Monday, 24 March 2014

Abe’s Oddysee Review (Playstation)

One thing being said with alarming regularity is that there’s a distinct lack of originality and personality coming to market. Even back in 1997, few companies were willing to take a chance on putting out something completely unique. Oddworld Inhabitants not only created one of the most original and charming titles in the history of gaming, but also alerted us to their ridiculously ambitious Oddworld project.

Briefly, the project was to make a Quintology of games that would allow you to see a completely new world from a number of different perspectives. Each game in the series would have at least one bonus game released to further expand the adventures of the character (or theme) of any particular Quintology title. Abe's Oddysee was the first part of the Quintology – the sequel, Abe's Exoddus, being the bonus game. Unfortunately, this grand vision would never be finished as a frustrated Oddworld Inhabitants would leave the industry after Oddworld: Stranger was treated very badly by its publisher.

Abe's Oddysee follows the story of a Mudokon floor-sweeper named Abe. While working at the meat processing plant one night, he discovers that the Glukkons have decided to make a new type of food. Horrifyingly, it is to be made out of all the Mudokon workers. It is now up to Abe to rescue his ninety-nine colleagues and thus end the evil plans of the factory owners once and for all.

The title is presented as a 2.5-dimensional platformer with the action taking place in the foreground and background. If you can imagine the sort of rotoscoped graphical approach used in Flashback and add to that puzzle elements from Lemmings, you will be somewhere in the right area. Abe must navigate his way out of the factory, avoiding guards and their dogs (Slogs and Sligs), and the many bombs, traps and other nasty things which would turn him into snack food. Along the way you must decided if you want to save other workers. Be warned though, while choosing to save them or not is entirely up to you, the consequences of your actions could leave you in big trouble.

One of the unique things about the game is the use of Abe's voice to communicate with others. By pressing R1 and the correct button, Abe can come out with the phrases "Hello", "Wait", and "Follow me". These phrases must be used to guide the other workers to safety. Abe can also chant which allows him to open portals and possess enemy Slogs. Slogs can then be controlled by the player, allowing them to use (amongst other things), their own set of vocal skills. As you move through the game more skills become available, each essential to solving the puzzles you will come across.

Puzzles start out fairly simply but soon become complex, yet logical (in an Oddworld kind of way), and sections are kept short so frustration is always at a minimum. The thing that makes an already great game even better is the level of detail apparent in both the look and personality. The way the alien world is presented is breathtaking with each area having its own look and feel.

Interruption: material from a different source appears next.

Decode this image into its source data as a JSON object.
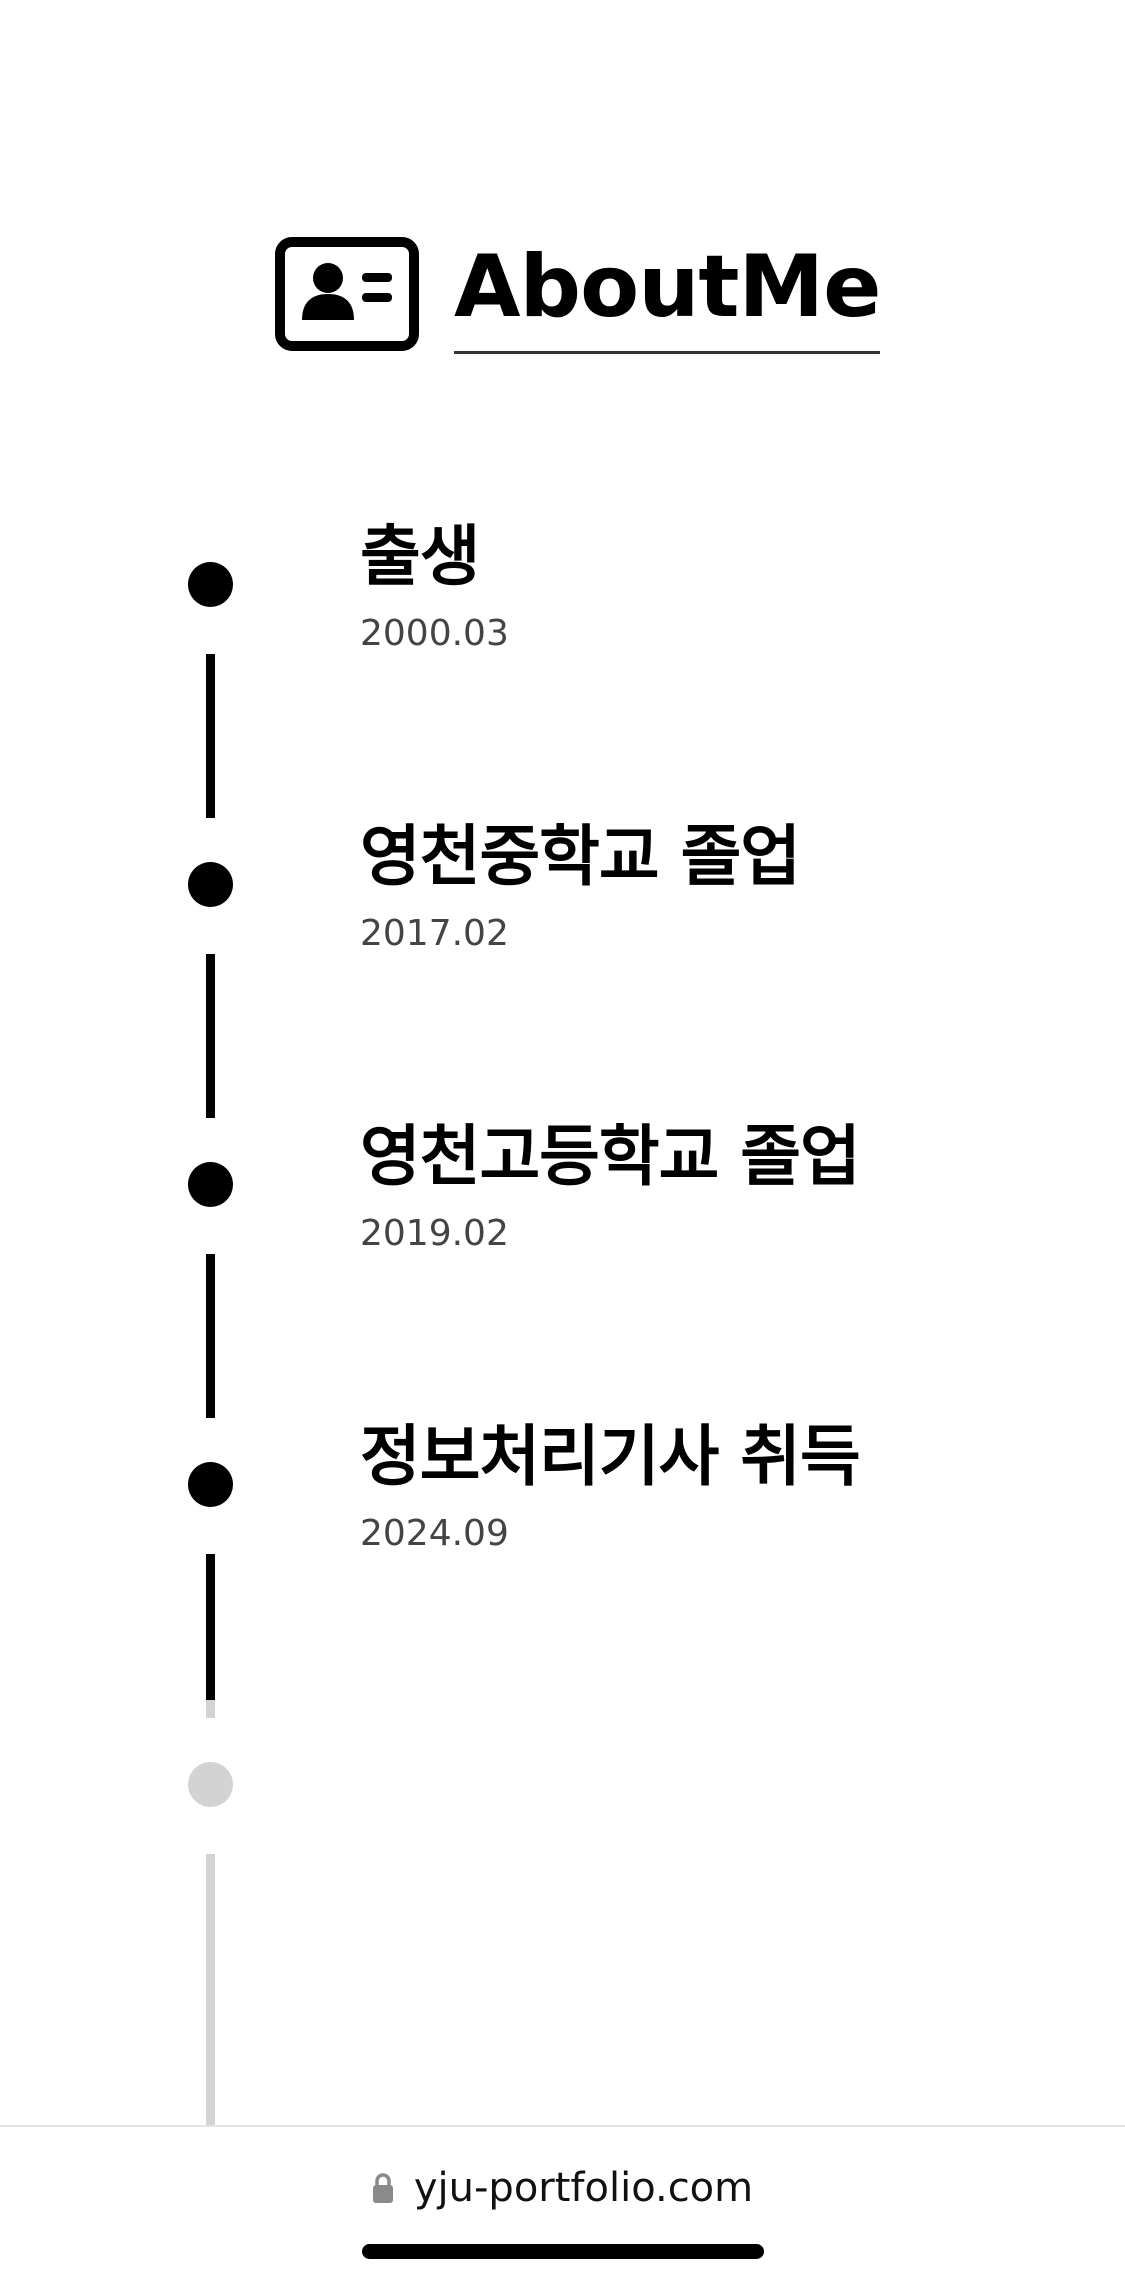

Humour also plays a huge part in making the game seep into your subconscious. There are numerous nasty ways to get rid of enemies, each of which causes Abe to giggle after he has done the deed. Slogs stalk around moaning and screaming "help" when Abe is trying to posses them, and even when you don't quite manage to save a Mudokon, it is hard not to laugh at the often gruesome ways they are dispatched.Throw into the gaming mix some of the best-designed and most amusing cut scenes to have appeared in ages, and you cannot fail to be charmed.

It is obvious the people who developed this took a great deal of care and attention at every turn. The only real fault is that sometimes, because of the graphical style, characters may take that half-second longer to react than you'd like – but this is a small point and rarely interferes with what you are trying to do. Impressively, Abe's Oddysee still seems fresh to this day and it acts to show just how disappointing it is that we may never get another original Oddworld game.